(WHAT IS EXPECTED): The lines to find are those in the entries that hold the word "hace"; copy every one of them.

(DATA SUPPLIED):
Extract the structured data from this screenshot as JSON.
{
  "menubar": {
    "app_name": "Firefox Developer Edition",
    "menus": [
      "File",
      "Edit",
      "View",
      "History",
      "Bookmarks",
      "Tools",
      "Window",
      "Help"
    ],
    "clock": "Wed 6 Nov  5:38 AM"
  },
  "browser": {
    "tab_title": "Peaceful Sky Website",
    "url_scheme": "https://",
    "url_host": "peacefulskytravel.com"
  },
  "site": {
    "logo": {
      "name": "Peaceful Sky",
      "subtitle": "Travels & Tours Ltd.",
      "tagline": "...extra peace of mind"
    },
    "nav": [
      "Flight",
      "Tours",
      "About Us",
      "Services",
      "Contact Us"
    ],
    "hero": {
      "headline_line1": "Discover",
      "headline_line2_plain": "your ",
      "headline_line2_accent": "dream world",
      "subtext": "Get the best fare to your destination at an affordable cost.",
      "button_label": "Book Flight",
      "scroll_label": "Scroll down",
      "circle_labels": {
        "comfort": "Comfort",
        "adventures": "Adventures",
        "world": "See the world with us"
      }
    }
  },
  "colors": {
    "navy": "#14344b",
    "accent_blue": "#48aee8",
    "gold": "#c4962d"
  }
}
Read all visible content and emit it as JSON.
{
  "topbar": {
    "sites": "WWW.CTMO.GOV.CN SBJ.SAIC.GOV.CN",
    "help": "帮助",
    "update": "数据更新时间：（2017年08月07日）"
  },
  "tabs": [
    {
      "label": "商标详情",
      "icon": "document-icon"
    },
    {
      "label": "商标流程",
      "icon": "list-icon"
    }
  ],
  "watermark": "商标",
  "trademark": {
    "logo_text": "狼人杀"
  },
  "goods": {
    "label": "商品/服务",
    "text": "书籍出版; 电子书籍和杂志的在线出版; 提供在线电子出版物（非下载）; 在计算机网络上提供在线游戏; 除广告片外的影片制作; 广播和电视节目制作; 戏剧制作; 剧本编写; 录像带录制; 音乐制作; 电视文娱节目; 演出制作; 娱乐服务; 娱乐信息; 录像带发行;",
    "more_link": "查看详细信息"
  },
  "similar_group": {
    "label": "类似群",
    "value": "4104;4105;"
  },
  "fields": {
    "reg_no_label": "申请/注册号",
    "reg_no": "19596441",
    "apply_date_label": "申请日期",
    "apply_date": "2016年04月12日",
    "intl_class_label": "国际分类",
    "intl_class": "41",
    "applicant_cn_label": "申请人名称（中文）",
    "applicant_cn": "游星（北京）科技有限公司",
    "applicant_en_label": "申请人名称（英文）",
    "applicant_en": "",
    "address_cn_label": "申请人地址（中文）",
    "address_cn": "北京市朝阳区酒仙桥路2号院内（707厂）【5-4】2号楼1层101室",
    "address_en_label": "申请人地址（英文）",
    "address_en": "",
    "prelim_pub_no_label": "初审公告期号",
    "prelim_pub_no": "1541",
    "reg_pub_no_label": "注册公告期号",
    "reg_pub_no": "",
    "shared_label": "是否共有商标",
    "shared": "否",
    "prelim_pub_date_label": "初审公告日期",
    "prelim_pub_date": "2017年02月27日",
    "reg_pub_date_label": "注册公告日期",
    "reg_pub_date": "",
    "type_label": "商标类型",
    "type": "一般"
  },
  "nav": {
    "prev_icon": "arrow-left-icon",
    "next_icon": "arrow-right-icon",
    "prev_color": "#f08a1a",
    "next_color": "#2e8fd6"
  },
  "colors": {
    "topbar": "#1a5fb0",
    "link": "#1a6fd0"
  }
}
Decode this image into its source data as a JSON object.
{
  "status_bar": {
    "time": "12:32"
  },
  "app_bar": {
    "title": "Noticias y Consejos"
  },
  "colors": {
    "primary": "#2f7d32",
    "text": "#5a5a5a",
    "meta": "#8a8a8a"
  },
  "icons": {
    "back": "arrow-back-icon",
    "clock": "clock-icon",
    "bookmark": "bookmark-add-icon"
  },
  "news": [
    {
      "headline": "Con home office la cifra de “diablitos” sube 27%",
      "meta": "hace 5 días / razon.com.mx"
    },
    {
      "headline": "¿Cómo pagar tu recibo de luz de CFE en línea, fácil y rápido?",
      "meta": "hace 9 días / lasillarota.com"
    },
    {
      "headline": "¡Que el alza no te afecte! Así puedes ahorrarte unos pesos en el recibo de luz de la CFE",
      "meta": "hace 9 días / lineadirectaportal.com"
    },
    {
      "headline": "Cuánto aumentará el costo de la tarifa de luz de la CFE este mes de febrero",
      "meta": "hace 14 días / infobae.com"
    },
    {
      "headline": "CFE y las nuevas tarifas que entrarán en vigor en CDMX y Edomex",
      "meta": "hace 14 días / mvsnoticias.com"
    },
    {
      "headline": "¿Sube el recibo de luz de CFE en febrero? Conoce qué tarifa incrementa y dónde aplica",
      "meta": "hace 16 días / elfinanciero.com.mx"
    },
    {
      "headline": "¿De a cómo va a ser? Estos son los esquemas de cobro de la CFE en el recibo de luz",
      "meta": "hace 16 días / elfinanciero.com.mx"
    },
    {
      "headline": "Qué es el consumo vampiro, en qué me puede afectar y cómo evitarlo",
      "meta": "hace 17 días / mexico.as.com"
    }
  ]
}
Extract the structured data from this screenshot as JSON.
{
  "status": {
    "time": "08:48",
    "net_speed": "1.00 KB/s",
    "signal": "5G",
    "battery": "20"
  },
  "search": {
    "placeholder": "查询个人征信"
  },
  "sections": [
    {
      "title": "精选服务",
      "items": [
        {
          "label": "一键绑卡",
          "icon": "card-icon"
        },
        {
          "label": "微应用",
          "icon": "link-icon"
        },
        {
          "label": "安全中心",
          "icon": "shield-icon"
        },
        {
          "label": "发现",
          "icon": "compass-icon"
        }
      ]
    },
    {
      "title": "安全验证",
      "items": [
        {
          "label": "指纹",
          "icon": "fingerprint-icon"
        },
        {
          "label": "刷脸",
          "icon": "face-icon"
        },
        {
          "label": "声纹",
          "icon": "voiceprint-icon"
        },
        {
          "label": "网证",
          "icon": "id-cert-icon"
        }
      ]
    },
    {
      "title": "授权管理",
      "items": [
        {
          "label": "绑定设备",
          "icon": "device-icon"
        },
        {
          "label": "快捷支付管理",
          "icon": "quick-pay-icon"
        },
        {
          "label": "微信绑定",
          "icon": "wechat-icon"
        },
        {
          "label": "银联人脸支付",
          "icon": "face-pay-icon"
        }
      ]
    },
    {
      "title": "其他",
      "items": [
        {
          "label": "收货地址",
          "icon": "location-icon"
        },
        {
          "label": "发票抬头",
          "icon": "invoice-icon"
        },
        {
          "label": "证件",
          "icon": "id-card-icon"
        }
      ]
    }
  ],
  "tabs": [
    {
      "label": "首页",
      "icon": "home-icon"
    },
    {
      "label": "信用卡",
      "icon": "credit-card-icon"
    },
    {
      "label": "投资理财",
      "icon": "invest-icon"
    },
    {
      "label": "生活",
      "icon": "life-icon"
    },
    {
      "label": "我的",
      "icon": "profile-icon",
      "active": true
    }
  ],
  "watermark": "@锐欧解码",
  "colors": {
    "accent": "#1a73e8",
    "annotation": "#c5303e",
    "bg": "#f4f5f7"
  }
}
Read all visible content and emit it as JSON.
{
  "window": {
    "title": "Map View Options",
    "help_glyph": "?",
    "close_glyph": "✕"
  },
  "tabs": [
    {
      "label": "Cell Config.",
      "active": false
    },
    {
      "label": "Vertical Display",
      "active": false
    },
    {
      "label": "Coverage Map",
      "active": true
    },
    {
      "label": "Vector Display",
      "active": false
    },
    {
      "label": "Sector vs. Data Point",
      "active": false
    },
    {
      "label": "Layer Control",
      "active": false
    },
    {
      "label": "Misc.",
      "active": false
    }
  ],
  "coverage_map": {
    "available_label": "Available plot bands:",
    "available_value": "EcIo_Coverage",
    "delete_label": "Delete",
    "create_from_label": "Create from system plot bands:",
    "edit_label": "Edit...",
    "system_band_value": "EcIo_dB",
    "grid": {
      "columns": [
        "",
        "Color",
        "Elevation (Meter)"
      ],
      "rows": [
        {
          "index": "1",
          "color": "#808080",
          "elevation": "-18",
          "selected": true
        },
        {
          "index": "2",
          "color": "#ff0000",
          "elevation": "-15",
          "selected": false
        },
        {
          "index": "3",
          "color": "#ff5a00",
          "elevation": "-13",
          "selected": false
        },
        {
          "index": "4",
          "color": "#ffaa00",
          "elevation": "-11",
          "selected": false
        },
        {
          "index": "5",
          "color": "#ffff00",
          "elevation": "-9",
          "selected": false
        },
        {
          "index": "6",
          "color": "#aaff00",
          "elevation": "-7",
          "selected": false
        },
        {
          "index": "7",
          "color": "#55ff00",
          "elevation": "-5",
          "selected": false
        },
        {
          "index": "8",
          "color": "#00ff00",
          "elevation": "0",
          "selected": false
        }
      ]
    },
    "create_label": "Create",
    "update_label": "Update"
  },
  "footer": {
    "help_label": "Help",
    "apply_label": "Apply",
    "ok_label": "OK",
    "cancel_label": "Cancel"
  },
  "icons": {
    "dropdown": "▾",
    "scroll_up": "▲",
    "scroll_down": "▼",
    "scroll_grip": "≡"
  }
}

(TASK ANSWER):
      "meta": "hace 5 días / razon.com.mx"
      "meta": "hace 9 días / lasillarota.com"
      "meta": "hace 9 días / lineadirectaportal.com"
      "meta": "hace 14 días / infobae.com"
      "meta": "hace 14 días / mvsnoticias.com"
      "meta": "hace 16 días / elfinanciero.com.mx"
      "meta": "hace 16 días / elfinanciero.com.mx"
      "meta": "hace 17 días / mexico.as.com"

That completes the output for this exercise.